EEA-report: Improvement European waters comes to a standstill
Only 40% of Europe’s lakes, rivers, estuaries and coastal waters comply with a minimum ‘good’ or ‘high’ ecological status in 2010-2015. A vast majority of Europe’s water bodies still fails to meet the European Union’s objectives of the Water Framework Directive. This shows a new European Environment Agency ‘state of water’ report published the 3rd of July.
The new report found a similar level of water bodies meeting a ‘good’ or ‘high’ ecological status as the EEA assessment in 2012. “The quality of Europe’s freshwater is gradually improving, but much more needs to be done before all lakes, rivers, coastal waters and groundwater bodies are in good status. Tackling pollution from agriculture, industry and households requires joint efforts from all water users throughout Europe,” said EU Commissioner for Environment, Maritime Affairs and Fisheries Karmenu Vella.
The EEA report gives an updated health check on over 130.000 surface and groundwater bodies monitored by EU Member States, based on the data collected and reported from more than 160 so-called River Basin Management Plans covering the period 2010 to 2015. According to the European Environment Agency caution is needed when comparing results between Member States. “The results can be significantly affected by the methodology applied by individual Member States”, stated the EEA.
River Basin Management Plans
The new report complements a forthcoming European Commission report, which will assess to what extent the Member States comply with the Water Framework Directive. According to the Water Framework Directive all European waters should eventually meet a ‘good status’. But several countries are asking for a revision of the one-out-all-out principle. Member States need to produce effective River Basin Management Plans (RBMPs) as well as programmes and measures to improve water quality.
The status of many water bodies in the different Member States remains unknown. Source: EEA-report.
Compared to surface waters, groundwater sources generally have the best status. Good chemical status has been achieved for 74% of the groundwater area, while 89 % of the area achieved good quantitative status. The reasons for not meeting the minimum targets were mostly due to contamination of water sites by nitrates from agricultural run-off, salt intrusion, and the seeping of hazardous chemicals from contaminated sites.
Central Europe problematic
Northern Scandinavia, Scotland, Estonia, Slovakia, Romania, and several river basin districts in the Mediterranean region show a high proportion of surface water bodies in high or good ecological status. In contrast, many of the central European river basin districts, with higher population density and more intensive agriculture, show the highest proportion of water bodies failing to achieve good ecological status.
Many of the Central European river basin districts fail to achieve good ecological status. Source: Report EEA.
Only 38% of monitored lakes, rivers and other surface water bodies are in good chemical status — with concentrations of pollutants not exceeding environmental quality EU-wide standards. In most Member States, a few substances account for poor chemical status, the most common being mercury. Once widely used in thermometers, batteries, and paints, mercury continues to be found in water samples, followed by cadmium, which is used in phosphate fertilisers and in metal production.
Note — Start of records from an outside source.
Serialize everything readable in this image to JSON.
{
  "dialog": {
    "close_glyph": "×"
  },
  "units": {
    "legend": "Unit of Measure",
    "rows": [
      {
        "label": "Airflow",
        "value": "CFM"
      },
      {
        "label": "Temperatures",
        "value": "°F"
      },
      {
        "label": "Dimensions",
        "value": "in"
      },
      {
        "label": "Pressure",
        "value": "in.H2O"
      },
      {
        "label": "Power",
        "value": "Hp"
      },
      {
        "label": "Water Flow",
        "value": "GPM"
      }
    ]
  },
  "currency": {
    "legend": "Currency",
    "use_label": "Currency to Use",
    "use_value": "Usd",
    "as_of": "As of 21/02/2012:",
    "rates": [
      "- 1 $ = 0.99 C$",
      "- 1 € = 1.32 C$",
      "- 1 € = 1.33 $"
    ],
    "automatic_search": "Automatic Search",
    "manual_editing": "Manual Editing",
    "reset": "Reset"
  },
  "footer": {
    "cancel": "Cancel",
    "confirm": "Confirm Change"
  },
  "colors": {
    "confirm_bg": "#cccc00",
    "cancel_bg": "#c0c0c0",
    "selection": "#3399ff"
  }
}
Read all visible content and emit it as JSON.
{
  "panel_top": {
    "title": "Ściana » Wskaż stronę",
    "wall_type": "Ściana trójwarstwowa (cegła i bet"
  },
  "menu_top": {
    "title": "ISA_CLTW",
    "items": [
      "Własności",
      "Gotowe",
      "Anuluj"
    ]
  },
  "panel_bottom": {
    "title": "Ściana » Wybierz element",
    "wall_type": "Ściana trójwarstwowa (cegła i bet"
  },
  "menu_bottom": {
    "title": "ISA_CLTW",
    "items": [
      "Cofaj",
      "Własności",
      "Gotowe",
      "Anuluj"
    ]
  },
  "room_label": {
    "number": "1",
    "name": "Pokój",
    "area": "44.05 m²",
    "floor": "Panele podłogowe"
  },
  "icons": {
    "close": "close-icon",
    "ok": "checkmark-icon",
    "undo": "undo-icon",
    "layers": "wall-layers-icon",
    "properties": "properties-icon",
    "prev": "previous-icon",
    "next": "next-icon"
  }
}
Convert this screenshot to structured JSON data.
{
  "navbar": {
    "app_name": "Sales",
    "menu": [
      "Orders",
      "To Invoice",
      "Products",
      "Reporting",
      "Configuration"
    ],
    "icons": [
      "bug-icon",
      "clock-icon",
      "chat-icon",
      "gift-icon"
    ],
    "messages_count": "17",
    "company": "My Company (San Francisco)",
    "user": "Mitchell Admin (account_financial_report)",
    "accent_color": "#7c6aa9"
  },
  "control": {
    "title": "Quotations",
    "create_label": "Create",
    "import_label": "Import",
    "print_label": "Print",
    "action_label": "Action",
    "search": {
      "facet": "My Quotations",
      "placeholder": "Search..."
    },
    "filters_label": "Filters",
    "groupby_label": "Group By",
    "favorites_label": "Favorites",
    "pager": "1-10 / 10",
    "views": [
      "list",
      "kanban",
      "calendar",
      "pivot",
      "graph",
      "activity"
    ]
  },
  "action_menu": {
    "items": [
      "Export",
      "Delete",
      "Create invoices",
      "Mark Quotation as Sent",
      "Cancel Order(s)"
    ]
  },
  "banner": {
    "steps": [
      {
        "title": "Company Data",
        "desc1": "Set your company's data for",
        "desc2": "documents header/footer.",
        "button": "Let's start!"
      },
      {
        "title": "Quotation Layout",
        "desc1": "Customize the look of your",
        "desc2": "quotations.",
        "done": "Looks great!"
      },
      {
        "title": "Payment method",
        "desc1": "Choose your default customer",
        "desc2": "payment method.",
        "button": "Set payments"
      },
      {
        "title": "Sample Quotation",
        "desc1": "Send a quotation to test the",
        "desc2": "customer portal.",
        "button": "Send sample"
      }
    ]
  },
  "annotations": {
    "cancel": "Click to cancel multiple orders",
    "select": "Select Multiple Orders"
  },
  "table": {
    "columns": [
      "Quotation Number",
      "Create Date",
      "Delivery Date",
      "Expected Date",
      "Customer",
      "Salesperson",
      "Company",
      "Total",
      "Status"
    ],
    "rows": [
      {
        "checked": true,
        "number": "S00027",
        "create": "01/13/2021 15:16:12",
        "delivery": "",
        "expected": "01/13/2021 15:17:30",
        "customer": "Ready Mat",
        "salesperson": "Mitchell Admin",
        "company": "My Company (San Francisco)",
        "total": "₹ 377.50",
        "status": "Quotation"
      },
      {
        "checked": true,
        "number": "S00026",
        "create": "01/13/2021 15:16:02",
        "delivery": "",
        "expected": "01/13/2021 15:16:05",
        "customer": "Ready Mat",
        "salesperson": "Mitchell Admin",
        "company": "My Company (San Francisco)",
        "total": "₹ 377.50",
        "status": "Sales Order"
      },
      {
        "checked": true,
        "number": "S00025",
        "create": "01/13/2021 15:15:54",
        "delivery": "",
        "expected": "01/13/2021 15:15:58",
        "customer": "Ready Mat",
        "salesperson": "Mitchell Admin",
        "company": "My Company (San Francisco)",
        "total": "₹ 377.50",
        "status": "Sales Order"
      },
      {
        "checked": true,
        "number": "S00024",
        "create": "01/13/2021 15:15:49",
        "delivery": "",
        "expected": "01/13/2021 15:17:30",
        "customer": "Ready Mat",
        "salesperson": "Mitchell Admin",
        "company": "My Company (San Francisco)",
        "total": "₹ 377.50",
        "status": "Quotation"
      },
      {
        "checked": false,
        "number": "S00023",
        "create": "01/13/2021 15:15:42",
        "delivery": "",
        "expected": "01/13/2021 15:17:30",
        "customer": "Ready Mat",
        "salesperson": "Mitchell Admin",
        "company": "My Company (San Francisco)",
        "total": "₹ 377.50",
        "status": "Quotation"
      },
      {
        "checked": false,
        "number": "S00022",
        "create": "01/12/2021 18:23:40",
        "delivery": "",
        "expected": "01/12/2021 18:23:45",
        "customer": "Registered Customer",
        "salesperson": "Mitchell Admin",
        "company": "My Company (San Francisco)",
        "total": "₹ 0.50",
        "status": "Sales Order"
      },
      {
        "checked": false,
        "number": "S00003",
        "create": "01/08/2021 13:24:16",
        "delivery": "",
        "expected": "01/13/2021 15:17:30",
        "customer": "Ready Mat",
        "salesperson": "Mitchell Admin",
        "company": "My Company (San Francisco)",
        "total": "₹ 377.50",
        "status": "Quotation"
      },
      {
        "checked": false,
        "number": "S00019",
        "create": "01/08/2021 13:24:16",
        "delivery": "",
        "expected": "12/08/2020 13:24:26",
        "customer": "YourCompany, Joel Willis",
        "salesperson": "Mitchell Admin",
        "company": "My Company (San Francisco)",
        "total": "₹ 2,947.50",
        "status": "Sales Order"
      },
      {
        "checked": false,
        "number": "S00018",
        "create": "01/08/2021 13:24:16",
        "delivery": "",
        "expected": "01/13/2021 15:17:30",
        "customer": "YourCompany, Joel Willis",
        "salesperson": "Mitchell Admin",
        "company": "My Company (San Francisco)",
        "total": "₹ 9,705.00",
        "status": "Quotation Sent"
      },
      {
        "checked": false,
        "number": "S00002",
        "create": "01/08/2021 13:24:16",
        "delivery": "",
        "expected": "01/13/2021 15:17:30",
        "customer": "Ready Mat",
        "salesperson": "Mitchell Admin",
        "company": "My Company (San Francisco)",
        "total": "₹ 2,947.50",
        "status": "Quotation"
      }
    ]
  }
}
EU Member States are currently in their second monitoring and reporting cycle (2015-2021) under the EU Water Framework Directive. This round includes 89.000 rivers, 18.000 lakes, 13.000 groundwater sites, and 3.600 coastal and estuary waters. Reporting from Greece, Ireland, Lithuania and from parts of Spain could not be included in the report.